Western man for centuries now has lost the key to his own meaning. He has been striving for a long time to break out of the ruins of a City half destroyed at his own hands. Political Liberalism of the old-fashioned Marxian variety grew out of a psychological desire to get away from where man actually found himself. Post-World War II existentialist despair, considered as a socio-historical reality, is a philosophical justification for this urge to break all existing cultural and historical limits. What must be done, at all costs, is to exorcise our common historical heritage, our faith, our corporate memories. A fresh beginning can be the only beginning. This is a presupposition that is operative everywhere, most concretely in the arts, most consciously in philosophy, and most dangerously in religion.

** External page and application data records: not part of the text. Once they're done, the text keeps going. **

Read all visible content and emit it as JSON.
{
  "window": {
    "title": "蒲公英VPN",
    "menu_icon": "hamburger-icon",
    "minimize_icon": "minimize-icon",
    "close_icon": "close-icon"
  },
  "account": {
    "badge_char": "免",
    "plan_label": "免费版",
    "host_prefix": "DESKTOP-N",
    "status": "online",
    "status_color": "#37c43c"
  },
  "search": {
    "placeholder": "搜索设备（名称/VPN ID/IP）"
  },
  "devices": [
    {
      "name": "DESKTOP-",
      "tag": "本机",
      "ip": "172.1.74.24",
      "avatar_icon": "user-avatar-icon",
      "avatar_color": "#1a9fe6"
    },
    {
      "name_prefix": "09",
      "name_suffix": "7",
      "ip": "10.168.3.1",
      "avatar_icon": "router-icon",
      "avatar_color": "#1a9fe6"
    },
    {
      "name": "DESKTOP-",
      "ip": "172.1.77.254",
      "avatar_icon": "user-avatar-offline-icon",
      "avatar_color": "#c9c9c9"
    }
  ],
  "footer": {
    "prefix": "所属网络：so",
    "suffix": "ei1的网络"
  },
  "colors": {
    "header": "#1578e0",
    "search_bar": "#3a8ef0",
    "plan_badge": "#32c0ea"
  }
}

Such is the estrangement modern man has carved for himself. In social and economic life the masses are estranged from their spiritual and cultural past. Politically, techniques forged by Western man himself have alienated him from his ancient freedom. The home, the nation, the Church, the West, the past, roots, origins — these are always wrong, always wicked: only the wilderness of the future promises salvation. The poet has retreated to that uniquely modern place invented in the early nineteenth century — the state of mind called Bohemia. His destiny seems assured when he has pruned away everything reminiscent of the objective order, and when he finds himself alone with his broken soul. Philosophically, the age has had urged on it the clever monstrosity that since consciousness renders to me what is Other than Myself, then my personality is defined by a negation. Theologically, the Barbarian God of the peat bogs has come back with “neo-orthodoxy,” and man is told that he is so utterly other than God that he is in no sense the image of his Creator. The human fabric has been so cut to ribbons that man has been reduced to a nothing that can parade his utter absurdity only by putting on a mask. The clown has come into his own.
(Frederick D. Wilhelmsen, Hilaire Belloc: No Alienated Man. New York: Sheed and Ward, 1953, pp. 44–45).